The Viral Storm examines how viruses like HIV, swine flu, and bird flu have almost wiped us out in the past – and may do so in the future. It explores why modern life makes us so vulnerable to global pandemics, and what new technologies can do to prevent them. Wolfe’s provocative vision may leave you feeling distinctly uncomfortable – but it will reveal exactly what it is we are up against.
Reading a book about the risk of pandemics during a pandemic may seem like a slightly strange choice, but I found The Viral Storm: The Dawn of a New Pandemic Age to be an absolutely fascinating read. I learnt a lot from reading it, and thought that it was thoroughly engaging (not always easy for such a science-orientated work) and, for the most part, easily accessible to those with no expertise or prior knowledge in this area of science. There are some technical terms used, but these are well-explained by the author, making it easy for the layman to pick up.
Throughout this book, Wolf seeks to answer three key questions:
- How do pandemics start?
- Why are we now plagued with so many pandemics?
- What can we do to prevent pandemics in the future?
As part of this, he looks at recent pandemics (The Viral Storm was first published in 2012), in particular sharing details of bird flu’s patient zero – a six-year-old boy from Thailand. As I’m sure you can imagine, this is a particularly sad tale, but one that highlights the element of chance in a virus passing from an animal to a human. Wolfe also looks at the outbreak of swine flu a few years later, and SARS a few years earlier. I found it interesting that both bird flu and swine flu are still kicking around, and yet neither are talked about at all in the media, despite there still being deaths attributed to both. It makes me wonder how long we’ll hear about COVID-19 for once we have it in hand, assuming that we get to that point! Wolfe also discusses HIV, which:
nearly thirty year after its discovery continues to spread, currently infecting over thirty-three million people at the latest count
Wolfe talks in detail about its origins – chimpanzees – and the factors that allowed it to spread so widely.
Wolfe talks about the changes to humans and civilisations over the years, and how these changes have made us more susceptible to pandemics. It starts with our earliest ancestors leaving the trees for the plains of Africa, and the impact of farming and the domestication of animals, and I found this look at our ancient ancestors fascinating. More recently, people have moved towards densely populated cities, and we’re becoming increasingly well-connected, it being almost as easy to hop on a plane to another country as it is to visit somewhere closer to home. It doesn’t take much to see how these latter two points in particular make it easier for a virus to spread quickly and efficiently around the world.
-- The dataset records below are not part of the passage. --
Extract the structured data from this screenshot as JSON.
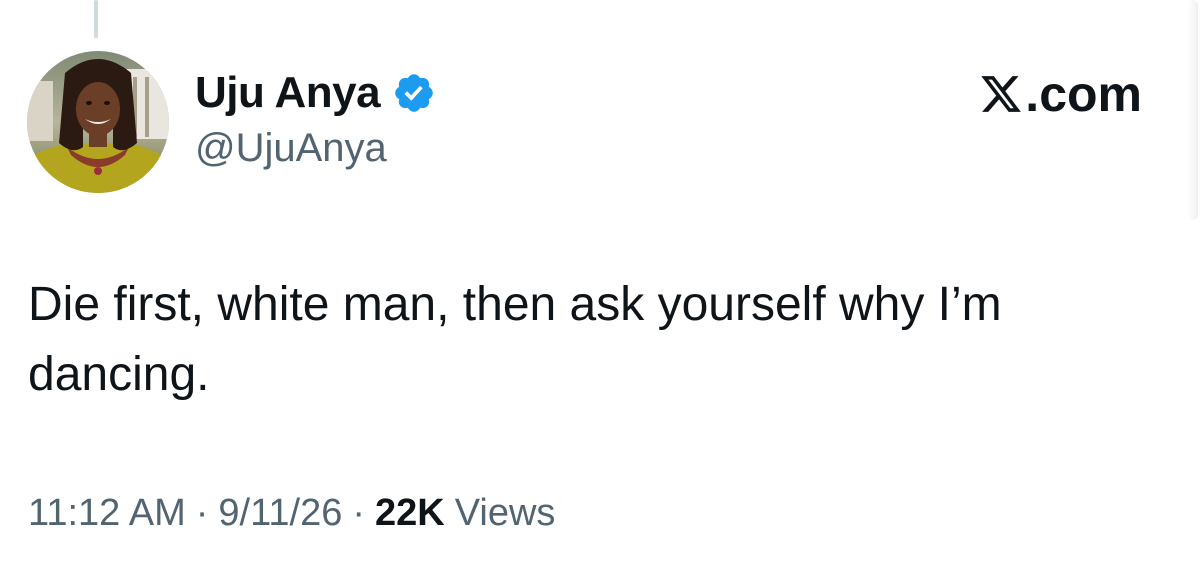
{
  "author": {
    "display_name": "Uju Anya",
    "handle": "@UjuAnya",
    "verified": true,
    "verified_icon": "verified-badge-icon",
    "verified_color": "#1d9bf0"
  },
  "brand": {
    "icon": "x-logo-icon",
    "label": ".com"
  },
  "tweet": {
    "text": "Die first, white man, then ask yourself why I’m dancing."
  },
  "meta": {
    "time": "11:12 AM",
    "separator": "·",
    "date": "9/11/26",
    "views_count": "22K",
    "views_label": "Views"
  },
  "colors": {
    "text_primary": "#0f1419",
    "text_secondary": "#536471",
    "thread_line": "#cfd9de"
  }
}
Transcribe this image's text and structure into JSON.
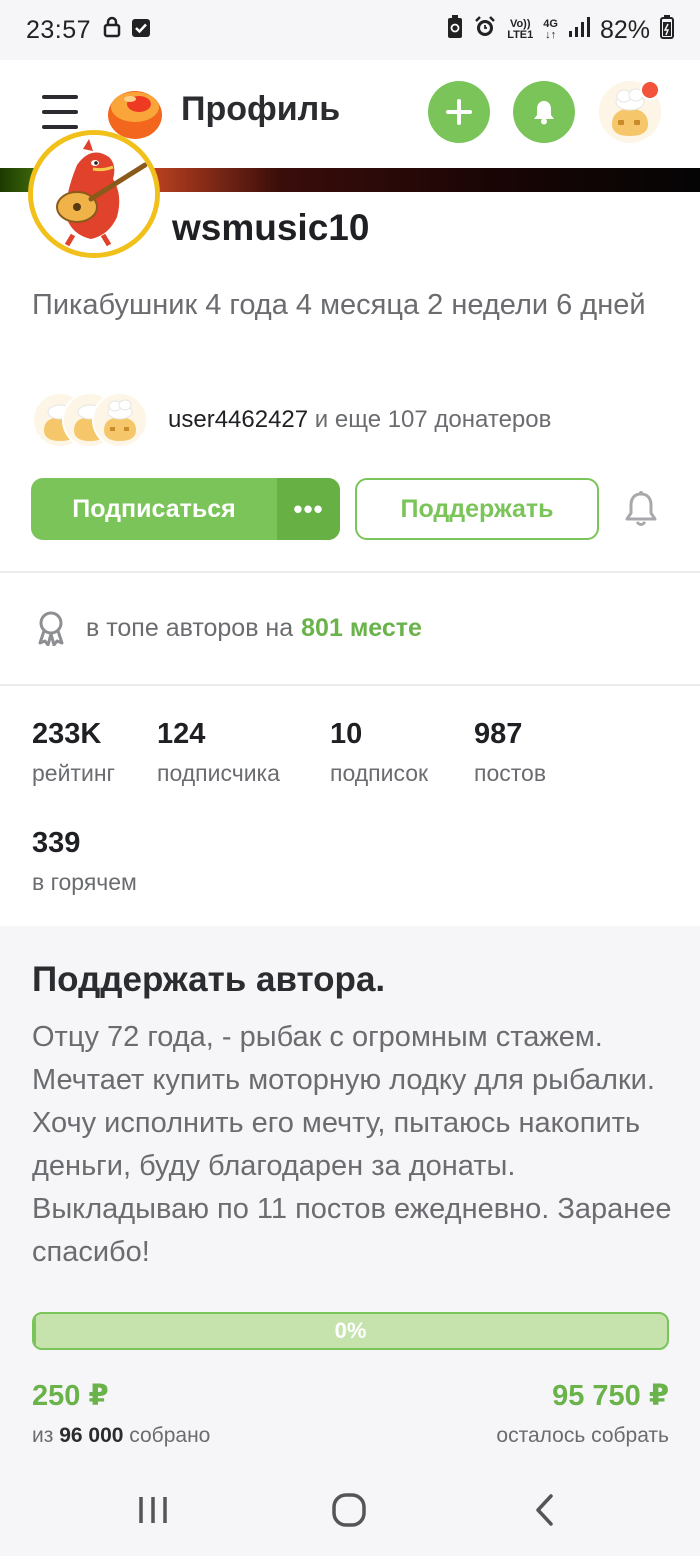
{
  "status_bar": {
    "time": "23:57",
    "network_top": "Vo))",
    "network_bottom": "LTE1",
    "signal_type": "4G",
    "battery": "82%"
  },
  "header": {
    "title": "Профиль",
    "icons": [
      "menu-icon",
      "pikabu-logo",
      "plus-icon",
      "bell-icon",
      "user-avatar"
    ]
  },
  "profile": {
    "username": "wsmusic10",
    "tenure": "Пикабушник 4 года 4 месяца 2 недели 6 дней",
    "donor_name": "user4462427",
    "donor_rest": " и еще 107 донатеров",
    "subscribe_label": "Подписаться",
    "more_label": "•••",
    "support_label": "Поддержать"
  },
  "rank": {
    "prefix": "в топе авторов на",
    "place": "801 месте"
  },
  "stats": [
    {
      "value": "233K",
      "label": "рейтинг"
    },
    {
      "value": "124",
      "label": "подписчика"
    },
    {
      "value": "10",
      "label": "подписок"
    },
    {
      "value": "987",
      "label": "постов"
    },
    {
      "value": "339",
      "label": "в горячем"
    }
  ],
  "donation": {
    "title": "Поддержать автора.",
    "description": "Отцу 72 года, - рыбак с огромным стажем. Мечтает купить моторную лодку для рыбалки. Хочу исполнить его мечту, пытаюсь накопить деньги, буду благодарен за донаты. Выкладываю по 11 постов ежедневно. Заранее спасибо!",
    "progress_label": "0%",
    "progress_fraction": 0.0026,
    "collected": "250 ₽",
    "collected_prefix": "из ",
    "goal": "96 000",
    "collected_suffix": " собрано",
    "remaining": "95 750 ₽",
    "remaining_label": "осталось собрать"
  },
  "colors": {
    "accent_green": "#7ac45a",
    "text_dark": "#1f2023",
    "text_muted": "#6b6c70"
  }
}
Wolfe takes a partially autobiographical approach to The Viral Storm, and this adds a nice touch of personalisation to the book. The reader learns how he came to this field of work as a result of his doctoral study, which aimed to look at the self-medicating behaviour of chimpanzees. This necessitated Wolfe having to understand the infectious diseases they were treating, and that, as they say, was that. Throughout, he talks about the work he has undertaken since that time, as well as looking at the medical developments that have either helped or hindered the spread of microbes. He does also touch upon that third question, and his views on how pandemics might be prevented in the future.
The Viral Storm is told in short, engaging chapters and explains Wolfe’s work and that of other “virus hunters”. It’s a fascinating read, and one that seems particularly pertinent right now.